"Depretis, Agostino." The Columbia Encyclopedia, 6th ed.. . Encyclopedia.com. (December 16, 2017). http://www.encyclopedia.com/reference/encyclopedias-almanacs-transcripts-and-maps/depretis-agostino
"Depretis, Agostino." The Columbia Encyclopedia, 6th ed.. . Retrieved December 16, 2017 from Encyclopedia.com: http://www.encyclopedia.com/reference/encyclopedias-almanacs-transcripts-and-maps/depretis-agostino
Encyclopedia.com gives you the ability to cite reference entries and articles according to common styles from the Modern Language Association (MLA), The Chicago Manual of Style, and the American Psychological Association (APA).
Within the “Cite this article” tool, pick a style to see how all available information looks when formatted according to that style. Then, copy and paste the text into your bibliography or works cited list.

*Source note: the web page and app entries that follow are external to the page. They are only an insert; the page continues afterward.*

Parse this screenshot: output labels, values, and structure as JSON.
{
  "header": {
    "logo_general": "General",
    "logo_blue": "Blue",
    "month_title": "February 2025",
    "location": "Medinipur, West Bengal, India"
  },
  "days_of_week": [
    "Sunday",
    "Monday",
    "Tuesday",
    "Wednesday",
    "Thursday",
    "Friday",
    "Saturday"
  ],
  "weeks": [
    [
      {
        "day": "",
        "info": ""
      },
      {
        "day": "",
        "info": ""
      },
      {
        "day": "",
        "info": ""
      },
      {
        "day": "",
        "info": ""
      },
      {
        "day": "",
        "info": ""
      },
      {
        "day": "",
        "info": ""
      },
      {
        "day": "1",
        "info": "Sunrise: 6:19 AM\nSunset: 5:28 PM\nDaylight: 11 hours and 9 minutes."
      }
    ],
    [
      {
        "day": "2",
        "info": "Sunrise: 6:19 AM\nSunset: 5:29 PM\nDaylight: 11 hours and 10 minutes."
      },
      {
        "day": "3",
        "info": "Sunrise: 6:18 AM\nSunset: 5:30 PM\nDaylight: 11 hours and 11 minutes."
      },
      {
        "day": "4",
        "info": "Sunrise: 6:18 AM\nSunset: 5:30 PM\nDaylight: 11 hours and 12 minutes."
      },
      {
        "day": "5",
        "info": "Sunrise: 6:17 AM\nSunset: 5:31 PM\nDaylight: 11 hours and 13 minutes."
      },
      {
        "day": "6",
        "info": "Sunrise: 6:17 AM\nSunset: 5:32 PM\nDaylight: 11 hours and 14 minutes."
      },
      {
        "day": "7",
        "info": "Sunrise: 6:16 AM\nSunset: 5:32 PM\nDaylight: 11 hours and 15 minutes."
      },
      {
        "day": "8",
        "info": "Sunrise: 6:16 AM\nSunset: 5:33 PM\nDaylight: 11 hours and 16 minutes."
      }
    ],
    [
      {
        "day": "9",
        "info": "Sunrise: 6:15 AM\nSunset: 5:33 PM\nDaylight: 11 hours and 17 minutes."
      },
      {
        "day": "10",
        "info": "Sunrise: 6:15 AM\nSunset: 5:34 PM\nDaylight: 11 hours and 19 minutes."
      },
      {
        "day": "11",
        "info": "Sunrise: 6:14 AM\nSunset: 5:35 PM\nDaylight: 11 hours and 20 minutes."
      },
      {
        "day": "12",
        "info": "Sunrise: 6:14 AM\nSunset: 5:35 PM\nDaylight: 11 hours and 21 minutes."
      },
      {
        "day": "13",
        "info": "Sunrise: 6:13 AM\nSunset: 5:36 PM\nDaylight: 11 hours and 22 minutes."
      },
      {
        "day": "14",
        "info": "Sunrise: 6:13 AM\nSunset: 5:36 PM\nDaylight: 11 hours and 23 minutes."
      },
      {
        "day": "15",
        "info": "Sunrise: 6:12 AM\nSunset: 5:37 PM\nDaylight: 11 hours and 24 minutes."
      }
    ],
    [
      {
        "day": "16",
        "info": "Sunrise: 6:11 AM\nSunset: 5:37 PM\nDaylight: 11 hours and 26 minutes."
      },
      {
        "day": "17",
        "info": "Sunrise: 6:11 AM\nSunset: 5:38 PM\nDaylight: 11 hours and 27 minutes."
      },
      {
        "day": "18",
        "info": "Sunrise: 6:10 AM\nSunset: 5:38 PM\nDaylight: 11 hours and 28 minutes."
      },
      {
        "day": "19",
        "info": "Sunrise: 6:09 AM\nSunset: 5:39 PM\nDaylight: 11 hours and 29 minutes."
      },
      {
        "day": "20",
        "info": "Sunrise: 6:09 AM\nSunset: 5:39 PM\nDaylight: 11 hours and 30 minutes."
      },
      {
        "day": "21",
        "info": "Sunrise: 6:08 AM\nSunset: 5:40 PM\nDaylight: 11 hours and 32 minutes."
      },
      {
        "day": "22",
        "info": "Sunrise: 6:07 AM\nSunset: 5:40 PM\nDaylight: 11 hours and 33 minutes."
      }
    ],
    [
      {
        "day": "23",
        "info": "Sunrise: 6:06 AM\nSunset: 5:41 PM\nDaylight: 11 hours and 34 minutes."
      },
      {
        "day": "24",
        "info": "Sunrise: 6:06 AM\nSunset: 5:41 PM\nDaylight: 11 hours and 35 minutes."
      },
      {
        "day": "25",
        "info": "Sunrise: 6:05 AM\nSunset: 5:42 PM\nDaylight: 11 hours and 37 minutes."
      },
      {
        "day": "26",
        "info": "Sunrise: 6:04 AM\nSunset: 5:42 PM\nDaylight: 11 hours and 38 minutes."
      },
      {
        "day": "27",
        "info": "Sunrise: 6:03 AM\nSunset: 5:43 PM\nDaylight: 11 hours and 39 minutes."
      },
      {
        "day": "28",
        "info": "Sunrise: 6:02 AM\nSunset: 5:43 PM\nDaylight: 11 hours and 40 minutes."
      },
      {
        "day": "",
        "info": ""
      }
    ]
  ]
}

Because each style has its own formatting nuances that evolve over time and not all information is available for every reference entry or article, Encyclopedia.com cannot guarantee each citation it generates. Therefore, it’s best to use Encyclopedia.com citations as a starting point before checking the style against your school or publication’s requirements and the most-recent information available at these sites:
Modern Language Association
The Chicago Manual of Style
American Psychological Association
- Most online reference entries and articles do not have page numbers. Therefore, that information is unavailable for most Encyclopedia.com content. However, the date of retrieval is often important. Refer to each style’s convention regarding the best way to format page numbers and retrieval dates.
- In addition to the MLA, Chicago, and APA styles, your school, university, publication, or institution may have its own requirements for citations. Therefore, be sure to refer to those guidelines when editing your bibliography or works cited list.